Downpuppy said...

Every time she goes back to her "I don't know anything but lets use my superior superiority to analyze something anyhow" mode a kitten dies.

Susan of Texas said...


There goes another one!

Clever Pseudonym said...

"I am by no means an expert on the Catholic Church, or Protestant ones."

For a sensible journalist - indeed, any sensible person - that sentence alone would be followed by FULL STOP and no further comment on the subject until things like "learning" and "research" can be acquired.

Am I reading her wrong, or is she really arguing that because Protestant church leaders are also committing acts of sexual abuse and covering them up, it's wrong to focus specifically on the problem within the Catholic Church? I know she's written some pretty disgusting things before, but that would take the cake.

Anonymous said...

That's where you are wrong, clever pseudonym, you will never come to the "cake takingest" horrific thing that Megan writes until she is dictating her last words on her deathbed. She will always manage to surpass herself.


Kathy said...

"Equivalence" is the latest theory of the blibber-blabbering class: conservatives/neocons/teabaggers or self-styled libertarians.

Lately they are insisting that everything they say or do is the *exact equivalent* of something Liberals also do, SO THERE!

Their comparisons are nonsensical, unprovable in any rational way; but they trot them out just as if they are original, factual observations. Doesn't matter if they don't even make sophomoric type of sense. The "equivalence" notion is now "Out there", and all the Repugs or teabaggers or what ever they call themselves, can now say to us Liberals with conviction: YOU do it, too! The 60's Hippies said just what we're saying now! Kennedy was a teabagger at heart and so was Roosevelt (who made the Depression worse BTW).

Clever Pseudonym said...

Yup. It's just a stupid game of whataboutery." The idea of shouting "but themmuns do it too!" and thinking it somehow deflects personal guilt for wrong doing. It doesn't matter, in the context of a discussion about institutional sexual abuse in the Catholic Church, if Protestants or Buddhists or Jewish rabbis do it too because we're not talking about them while discussing the problem specific to Catholics.

Unknown said...

Wonder if libertarians are allowed to breed? I think these opinions (and about healthcare reform)
might adjust if a child with a preexisting condition was counseled by a Catholic priest.

Batocchio said...

Somewhat OT: No measure of callousness will spur McMegan - unless it's those nasty pro-choice people saying things to the pro-lifers lovingly harrassing women entering abortion clinics. Why, didn't you know McMegan is pro-choice?

My favorite comment in the thread so far:

This is so disingenuous. Let me get this straight.
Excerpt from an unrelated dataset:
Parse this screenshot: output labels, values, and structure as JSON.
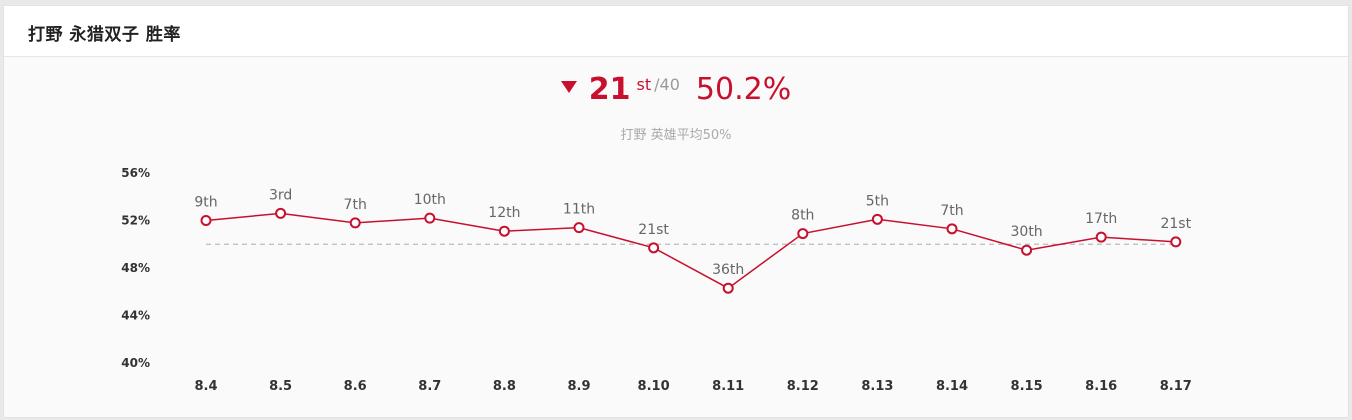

You get a press release from an organization called "Progress Ohio". I assume this was the press release you refer to?

The title was "A Bull Connor Moment in Ohio's Health Care Debate?" The subtitle, which you refer to, was "Ohio Tea Partiers Mock, Throw Things at Parkinson's Victim."
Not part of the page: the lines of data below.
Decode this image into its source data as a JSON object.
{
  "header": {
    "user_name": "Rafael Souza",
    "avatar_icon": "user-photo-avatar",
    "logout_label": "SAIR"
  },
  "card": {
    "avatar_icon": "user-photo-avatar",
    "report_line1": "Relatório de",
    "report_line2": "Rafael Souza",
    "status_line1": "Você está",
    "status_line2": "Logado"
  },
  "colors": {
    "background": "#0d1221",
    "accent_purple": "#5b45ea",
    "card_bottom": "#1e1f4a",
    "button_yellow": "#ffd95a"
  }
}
The second sentence states "In shocking video taken by a Columbus Dispatch reporter Doral Chenowith yesterday, Tea Party protestors mock a seated counter-protestor with a sign indicating he has Parkinson's disease. They then proceed to hurl wadded up bills at him shouting, "I'll decide when to give you money!""

So, you worked up your outrage in the 5 seconds it took you to get from the subtitle, all the way through the first sentence, and into the second one?

Umm, OK.

I just having trouble believing you read a press release from a group called "Progress Ohio" in the first place. Do you follow them closely?

Kathy said...

Just like my snotty 12-year-old daughter. And, like my daughter, she thinks she's being witty, when in fact she's just being snide and rude.